Saturday, March 3rd, 2012

Last night Warragamba Dam, a long provider of most of Sydney’s domestic water, finally reached its capacity. This resulted in its flood gates opening and spilling the excess water. It is fourteen years since this last occurred. This excess water flows into a river which starts with the name Nepean and along the way becomes the Hawkesbury.

I went down this afternoon to the Nepean River to see some of the effects of this spill. The river was much wider than usual and moving along at a steady pace. As if reminding one of the cause of all this, the rain maintained a light drizzle while I was there. Although the water level had dropped a little during the day, sections of the river bank where I walked will most likely be well under water tomorrow.

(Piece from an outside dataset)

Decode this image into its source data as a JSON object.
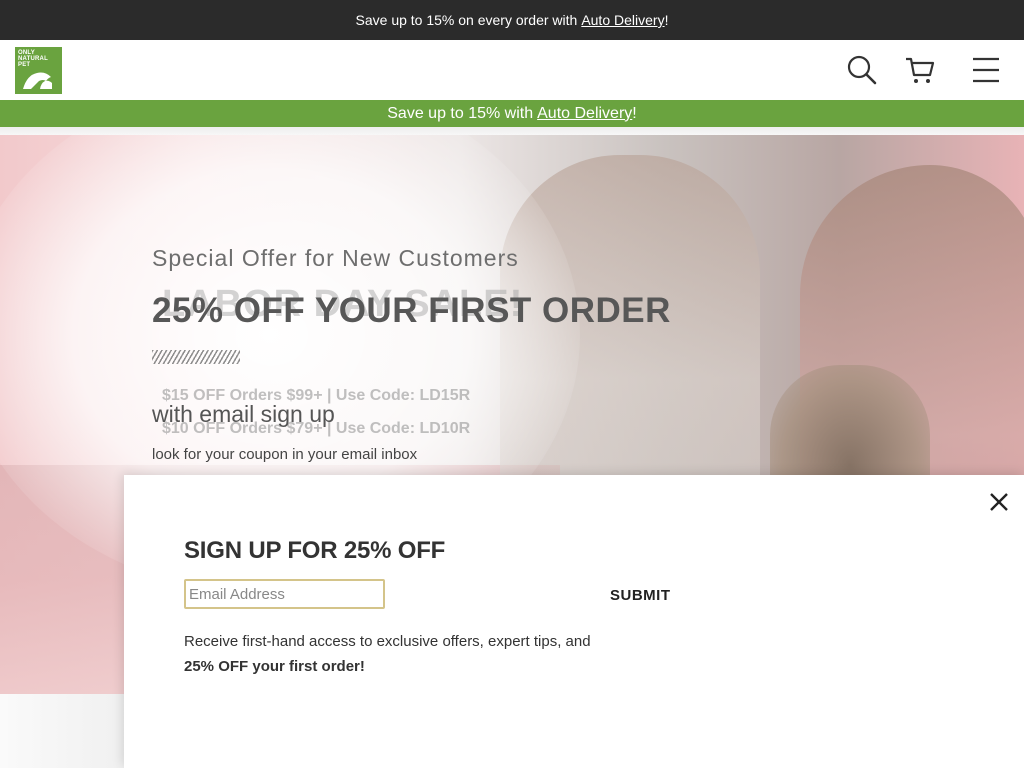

As I watched from the river bank I was reminded of the first time I visited Warragamba Dam, exactly fifty years ago. During a school holiday in 1962, a friend and I caught an early train from Sydney to Penrith. From there we began walking to the newly built Warragamba Dam, a distance of some twenty kilometres. The largest concrete dam in Australia, it was officially opened in October 1960. Built at a narrow gorge on the Warragamba River, it took twelve years to construct.

A memorable part of my 1962 visit to the dam was walking across the narrow suspension bridge, high above the gorge. The dam’s enormity and significance were fully appreciated from that vantage point.

Jim Low

3 March 2012

A Vision Splendid

Thursday, December 1st, 2011

Back in 2005 I purchased a CCTV System. It has successfully allowed me to continue reading, despite my now very limited vision. My failing eyesight is due to a degenerative condition known as Fuchs Dystrophy. Like most resources for a disability, the reading system did not come cheaply.

So when it began playing up last week, I became somewhat anxious for I use it every day. However, a telephone call to Vision Australia soon put me in touch with one of the few technicians in Australia specialising in the repair of low vision equipment. His workshop, would you believe, was located in a neighbouring suburb. He checked my system over and I had it back the next day. Touch wood, it’s going great guns!

The workshop where my machine was sorted out reminded me of my father’s little office /workshop which he had for his specialist, mechanical engineering business. His workshop was situated right in the heart of Sydney and ceased operating around 1970.

The result of all this is a very satisfied customer . . . prompt, friendly (not forgetting convenient) service and the revival of some fond memories.

1 December 2011

CCTV magnifier

The Recycled Bird Bath

Friday, June 3rd, 2011

There is a healthy tradition of improvisation in Australia. Have a dig around an old farm house or barn. The unique objects you are bound to discover bear testament to the ingenuity of this practice born of necessity. Improvisation depends heavily on the imagination to see the possibility of recycling materials to meet other needs. It also requires the ability to accomplish the transformation.

My father was an inventor and whenever it was possible, he resourcefully recycled materials. A lot of the wood he used for his projects came from timber packing cases put out for the garbage collection in the narrow laneway called De Mestre Place. This laneway was opposite Wynyard in Sydney. It was there in Hardy’s Chambers that my father had his office and workrooms.

In the school holidays my brother and I used to love going into town and visiting him. His workplace was like a bowerbird’s nest, crammed with all sorts of interesting bits and pieces. My father did not like throwing things away. He seemed to hold secretly to the belief that he was bound sooner or later to find a use for these odds and ends. Thus, toothpaste lids were transformed into excellent draw handles with the turn of a screw. His workbench  stool was an upended Oldsmobile axle, to which he had attached a foam rubber seat.

I kept this axle, continuing its use as a stool until it became too uncomfortable. But I could not throw it away. And thankfully I didn’t for it has recently been given a new lease of life in my garden. Standing erect on a cement paver, while balancing a pot base, it serves as a purposeful bird bath. I reckon my Dad would be very pleased with this outcome too.